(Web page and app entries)
---*---

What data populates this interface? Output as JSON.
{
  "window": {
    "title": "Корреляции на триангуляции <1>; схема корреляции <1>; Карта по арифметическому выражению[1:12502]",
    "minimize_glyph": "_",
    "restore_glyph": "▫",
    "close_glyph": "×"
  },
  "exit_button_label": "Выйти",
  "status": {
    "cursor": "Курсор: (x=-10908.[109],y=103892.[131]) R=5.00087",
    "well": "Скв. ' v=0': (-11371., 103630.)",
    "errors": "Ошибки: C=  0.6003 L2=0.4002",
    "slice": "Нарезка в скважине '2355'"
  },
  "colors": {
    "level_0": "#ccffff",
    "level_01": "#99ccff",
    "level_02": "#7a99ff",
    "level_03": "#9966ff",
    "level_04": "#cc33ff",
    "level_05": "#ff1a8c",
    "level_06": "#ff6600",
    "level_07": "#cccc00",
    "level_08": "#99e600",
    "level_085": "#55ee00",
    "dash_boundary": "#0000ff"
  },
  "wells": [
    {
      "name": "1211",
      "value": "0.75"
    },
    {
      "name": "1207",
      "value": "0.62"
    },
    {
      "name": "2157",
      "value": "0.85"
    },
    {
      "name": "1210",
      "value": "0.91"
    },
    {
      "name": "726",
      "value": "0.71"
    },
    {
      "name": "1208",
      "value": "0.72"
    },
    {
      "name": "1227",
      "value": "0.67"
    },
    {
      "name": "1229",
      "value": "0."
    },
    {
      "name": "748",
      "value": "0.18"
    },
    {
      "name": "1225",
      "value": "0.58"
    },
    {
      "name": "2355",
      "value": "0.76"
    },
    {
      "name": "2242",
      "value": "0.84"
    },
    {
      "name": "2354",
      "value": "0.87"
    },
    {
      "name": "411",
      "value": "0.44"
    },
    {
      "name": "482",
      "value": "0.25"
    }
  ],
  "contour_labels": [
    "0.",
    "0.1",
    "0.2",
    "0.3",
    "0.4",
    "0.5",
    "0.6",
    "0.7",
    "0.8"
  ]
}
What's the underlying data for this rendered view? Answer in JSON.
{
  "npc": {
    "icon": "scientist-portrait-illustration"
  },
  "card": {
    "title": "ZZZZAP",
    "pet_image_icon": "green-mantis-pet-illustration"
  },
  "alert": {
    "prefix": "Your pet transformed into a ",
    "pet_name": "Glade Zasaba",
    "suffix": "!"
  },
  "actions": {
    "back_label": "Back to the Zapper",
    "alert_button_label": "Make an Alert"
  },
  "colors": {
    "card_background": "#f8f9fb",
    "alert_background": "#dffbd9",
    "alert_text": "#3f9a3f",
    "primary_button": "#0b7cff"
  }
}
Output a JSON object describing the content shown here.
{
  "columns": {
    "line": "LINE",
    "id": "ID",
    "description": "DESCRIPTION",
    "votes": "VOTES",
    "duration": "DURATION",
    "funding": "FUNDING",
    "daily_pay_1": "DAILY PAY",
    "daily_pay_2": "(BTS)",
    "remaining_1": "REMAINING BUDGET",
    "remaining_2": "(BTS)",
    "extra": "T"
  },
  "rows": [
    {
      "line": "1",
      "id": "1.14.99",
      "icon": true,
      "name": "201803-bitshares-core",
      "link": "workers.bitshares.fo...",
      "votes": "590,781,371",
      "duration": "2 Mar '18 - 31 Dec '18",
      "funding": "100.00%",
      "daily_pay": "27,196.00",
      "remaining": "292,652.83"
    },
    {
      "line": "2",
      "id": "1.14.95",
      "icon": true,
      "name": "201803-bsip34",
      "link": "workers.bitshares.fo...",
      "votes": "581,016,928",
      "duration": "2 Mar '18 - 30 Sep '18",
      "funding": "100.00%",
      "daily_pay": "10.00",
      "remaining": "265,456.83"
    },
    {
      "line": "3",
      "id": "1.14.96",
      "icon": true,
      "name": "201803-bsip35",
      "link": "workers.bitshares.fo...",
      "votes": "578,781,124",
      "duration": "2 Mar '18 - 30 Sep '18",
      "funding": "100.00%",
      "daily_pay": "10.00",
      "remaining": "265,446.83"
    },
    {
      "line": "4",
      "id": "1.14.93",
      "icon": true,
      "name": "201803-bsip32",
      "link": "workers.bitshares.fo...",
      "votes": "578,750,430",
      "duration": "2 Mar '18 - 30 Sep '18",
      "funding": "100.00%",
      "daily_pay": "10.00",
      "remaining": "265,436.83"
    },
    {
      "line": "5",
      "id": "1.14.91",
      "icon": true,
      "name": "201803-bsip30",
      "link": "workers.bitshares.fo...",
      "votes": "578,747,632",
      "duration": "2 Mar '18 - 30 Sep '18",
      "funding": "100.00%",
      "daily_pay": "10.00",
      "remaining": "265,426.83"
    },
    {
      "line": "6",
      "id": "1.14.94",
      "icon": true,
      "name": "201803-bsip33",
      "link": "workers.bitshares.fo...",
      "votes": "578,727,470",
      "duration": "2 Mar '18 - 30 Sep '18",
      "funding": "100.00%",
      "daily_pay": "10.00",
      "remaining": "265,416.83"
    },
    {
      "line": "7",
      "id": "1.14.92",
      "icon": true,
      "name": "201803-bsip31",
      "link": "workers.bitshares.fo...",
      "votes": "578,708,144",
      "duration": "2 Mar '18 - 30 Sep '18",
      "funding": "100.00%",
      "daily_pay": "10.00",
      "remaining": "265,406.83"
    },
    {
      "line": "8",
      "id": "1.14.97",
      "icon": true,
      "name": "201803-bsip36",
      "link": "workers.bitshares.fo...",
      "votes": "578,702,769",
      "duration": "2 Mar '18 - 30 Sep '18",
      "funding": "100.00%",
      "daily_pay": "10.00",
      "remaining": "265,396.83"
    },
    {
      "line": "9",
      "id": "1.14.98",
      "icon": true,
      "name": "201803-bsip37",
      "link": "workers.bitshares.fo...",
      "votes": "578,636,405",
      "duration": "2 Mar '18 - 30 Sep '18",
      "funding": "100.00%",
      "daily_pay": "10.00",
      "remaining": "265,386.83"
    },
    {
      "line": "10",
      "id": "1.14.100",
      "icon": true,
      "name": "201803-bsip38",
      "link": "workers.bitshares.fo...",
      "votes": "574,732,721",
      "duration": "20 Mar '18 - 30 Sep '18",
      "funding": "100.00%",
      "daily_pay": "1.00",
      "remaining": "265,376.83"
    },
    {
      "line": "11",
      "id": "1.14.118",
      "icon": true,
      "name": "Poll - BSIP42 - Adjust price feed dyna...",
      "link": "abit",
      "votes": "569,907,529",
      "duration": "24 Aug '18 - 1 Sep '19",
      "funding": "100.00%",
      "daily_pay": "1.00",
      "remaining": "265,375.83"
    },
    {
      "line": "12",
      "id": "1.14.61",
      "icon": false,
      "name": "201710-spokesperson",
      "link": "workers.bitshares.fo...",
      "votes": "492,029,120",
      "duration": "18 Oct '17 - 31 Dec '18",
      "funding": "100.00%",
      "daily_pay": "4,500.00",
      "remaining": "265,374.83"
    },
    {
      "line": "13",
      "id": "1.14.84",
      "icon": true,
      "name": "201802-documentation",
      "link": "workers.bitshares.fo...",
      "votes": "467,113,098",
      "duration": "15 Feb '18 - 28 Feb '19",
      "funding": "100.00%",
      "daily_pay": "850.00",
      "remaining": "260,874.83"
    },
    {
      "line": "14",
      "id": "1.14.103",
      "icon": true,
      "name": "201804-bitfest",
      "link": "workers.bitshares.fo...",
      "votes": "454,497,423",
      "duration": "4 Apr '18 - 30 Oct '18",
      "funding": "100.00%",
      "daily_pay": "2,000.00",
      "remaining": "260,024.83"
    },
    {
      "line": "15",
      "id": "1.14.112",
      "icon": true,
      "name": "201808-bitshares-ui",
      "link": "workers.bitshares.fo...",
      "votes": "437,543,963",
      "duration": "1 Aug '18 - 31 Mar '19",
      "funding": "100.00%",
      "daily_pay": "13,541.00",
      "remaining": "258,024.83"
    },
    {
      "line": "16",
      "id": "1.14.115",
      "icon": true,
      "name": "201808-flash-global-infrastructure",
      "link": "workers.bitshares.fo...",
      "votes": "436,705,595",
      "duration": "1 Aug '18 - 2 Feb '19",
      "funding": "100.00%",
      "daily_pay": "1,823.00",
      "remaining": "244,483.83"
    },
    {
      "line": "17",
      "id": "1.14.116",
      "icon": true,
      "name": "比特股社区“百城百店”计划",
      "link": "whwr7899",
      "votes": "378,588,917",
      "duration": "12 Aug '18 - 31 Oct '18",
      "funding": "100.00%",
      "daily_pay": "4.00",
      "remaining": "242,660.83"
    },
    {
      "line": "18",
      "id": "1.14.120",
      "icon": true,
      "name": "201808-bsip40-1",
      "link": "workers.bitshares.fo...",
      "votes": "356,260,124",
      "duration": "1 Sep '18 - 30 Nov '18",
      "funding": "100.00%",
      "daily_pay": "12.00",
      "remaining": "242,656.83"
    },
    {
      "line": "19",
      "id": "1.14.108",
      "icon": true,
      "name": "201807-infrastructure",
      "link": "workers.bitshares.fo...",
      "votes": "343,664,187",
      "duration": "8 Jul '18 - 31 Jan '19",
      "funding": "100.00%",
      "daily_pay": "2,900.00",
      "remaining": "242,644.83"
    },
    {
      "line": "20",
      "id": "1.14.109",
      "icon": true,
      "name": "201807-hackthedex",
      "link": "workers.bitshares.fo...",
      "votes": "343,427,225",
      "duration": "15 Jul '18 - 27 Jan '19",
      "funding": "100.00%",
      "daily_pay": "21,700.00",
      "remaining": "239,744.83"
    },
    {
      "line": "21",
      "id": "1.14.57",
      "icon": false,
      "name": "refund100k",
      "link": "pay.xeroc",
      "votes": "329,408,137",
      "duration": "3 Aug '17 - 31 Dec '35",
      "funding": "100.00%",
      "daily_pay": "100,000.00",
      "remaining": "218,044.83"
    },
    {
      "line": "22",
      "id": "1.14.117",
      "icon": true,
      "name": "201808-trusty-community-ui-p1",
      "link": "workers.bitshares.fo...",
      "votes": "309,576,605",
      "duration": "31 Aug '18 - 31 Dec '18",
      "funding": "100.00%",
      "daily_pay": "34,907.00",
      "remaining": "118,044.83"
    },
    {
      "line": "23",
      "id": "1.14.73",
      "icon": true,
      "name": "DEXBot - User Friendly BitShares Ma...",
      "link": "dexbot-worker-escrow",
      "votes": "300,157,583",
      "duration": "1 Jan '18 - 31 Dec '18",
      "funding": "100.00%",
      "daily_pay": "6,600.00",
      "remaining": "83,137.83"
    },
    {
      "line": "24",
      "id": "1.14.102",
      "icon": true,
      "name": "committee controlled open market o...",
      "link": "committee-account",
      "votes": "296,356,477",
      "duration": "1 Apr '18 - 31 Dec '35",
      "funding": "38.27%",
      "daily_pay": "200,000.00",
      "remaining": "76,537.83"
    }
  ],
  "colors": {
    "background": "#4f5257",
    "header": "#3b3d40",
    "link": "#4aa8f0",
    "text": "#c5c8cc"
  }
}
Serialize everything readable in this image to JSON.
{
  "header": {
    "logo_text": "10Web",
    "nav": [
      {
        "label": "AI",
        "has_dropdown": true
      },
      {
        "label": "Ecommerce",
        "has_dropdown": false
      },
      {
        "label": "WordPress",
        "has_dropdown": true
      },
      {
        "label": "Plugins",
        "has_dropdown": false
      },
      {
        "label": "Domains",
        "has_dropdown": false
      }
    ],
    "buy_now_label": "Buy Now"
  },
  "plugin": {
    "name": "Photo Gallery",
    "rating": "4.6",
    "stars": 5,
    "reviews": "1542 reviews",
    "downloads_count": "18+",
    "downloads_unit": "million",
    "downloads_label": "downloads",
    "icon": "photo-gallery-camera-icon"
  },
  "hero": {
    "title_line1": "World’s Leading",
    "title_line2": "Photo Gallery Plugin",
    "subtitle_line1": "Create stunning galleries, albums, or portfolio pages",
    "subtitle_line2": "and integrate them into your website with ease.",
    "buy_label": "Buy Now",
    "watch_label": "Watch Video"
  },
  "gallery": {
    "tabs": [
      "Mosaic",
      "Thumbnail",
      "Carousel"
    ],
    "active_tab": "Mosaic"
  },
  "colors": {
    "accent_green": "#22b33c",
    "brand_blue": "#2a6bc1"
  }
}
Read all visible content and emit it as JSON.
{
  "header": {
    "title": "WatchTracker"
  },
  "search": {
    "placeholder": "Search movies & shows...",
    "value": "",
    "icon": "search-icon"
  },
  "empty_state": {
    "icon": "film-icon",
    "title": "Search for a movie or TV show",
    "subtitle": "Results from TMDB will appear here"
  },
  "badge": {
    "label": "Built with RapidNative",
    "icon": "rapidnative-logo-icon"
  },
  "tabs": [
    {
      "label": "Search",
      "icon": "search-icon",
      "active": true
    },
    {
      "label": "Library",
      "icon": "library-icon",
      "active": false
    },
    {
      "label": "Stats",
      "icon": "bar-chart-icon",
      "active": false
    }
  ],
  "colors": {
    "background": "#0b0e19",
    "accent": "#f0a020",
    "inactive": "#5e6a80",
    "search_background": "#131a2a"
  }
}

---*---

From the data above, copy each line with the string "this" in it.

What data populates this interface? Output as JSON.
What's the underlying data for this rendered view? Answer in JSON.
Serialize everything readable in this image to JSON.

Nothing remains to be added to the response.